(Beginning of Data provided)

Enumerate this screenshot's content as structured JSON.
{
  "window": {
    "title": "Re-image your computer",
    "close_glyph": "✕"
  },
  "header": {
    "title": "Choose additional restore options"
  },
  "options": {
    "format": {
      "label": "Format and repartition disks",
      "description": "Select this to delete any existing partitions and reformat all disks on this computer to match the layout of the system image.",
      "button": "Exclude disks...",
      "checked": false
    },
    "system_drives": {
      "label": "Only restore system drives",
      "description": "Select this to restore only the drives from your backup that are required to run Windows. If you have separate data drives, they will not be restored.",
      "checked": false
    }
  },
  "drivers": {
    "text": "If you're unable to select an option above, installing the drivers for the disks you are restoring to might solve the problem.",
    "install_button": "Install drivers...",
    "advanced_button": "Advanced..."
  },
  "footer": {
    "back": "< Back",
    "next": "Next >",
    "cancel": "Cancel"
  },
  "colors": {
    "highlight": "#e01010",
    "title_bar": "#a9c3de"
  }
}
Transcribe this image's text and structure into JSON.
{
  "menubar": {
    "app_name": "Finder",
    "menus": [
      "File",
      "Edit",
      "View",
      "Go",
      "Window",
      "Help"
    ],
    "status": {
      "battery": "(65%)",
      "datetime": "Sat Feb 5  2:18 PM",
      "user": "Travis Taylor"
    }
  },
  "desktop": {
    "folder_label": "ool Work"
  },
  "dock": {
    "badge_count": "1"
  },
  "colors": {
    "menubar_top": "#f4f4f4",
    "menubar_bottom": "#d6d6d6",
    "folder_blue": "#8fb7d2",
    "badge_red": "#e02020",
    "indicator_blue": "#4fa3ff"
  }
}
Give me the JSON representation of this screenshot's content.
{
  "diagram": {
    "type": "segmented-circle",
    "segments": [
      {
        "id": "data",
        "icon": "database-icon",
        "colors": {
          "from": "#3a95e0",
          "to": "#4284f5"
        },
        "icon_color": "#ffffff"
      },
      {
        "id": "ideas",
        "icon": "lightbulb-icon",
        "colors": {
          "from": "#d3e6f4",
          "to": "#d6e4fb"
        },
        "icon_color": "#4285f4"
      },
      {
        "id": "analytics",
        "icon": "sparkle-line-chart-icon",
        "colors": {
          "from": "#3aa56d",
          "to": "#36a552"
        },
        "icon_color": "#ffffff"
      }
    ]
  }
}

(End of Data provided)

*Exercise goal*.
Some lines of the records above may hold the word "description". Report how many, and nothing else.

*Completed task*.
2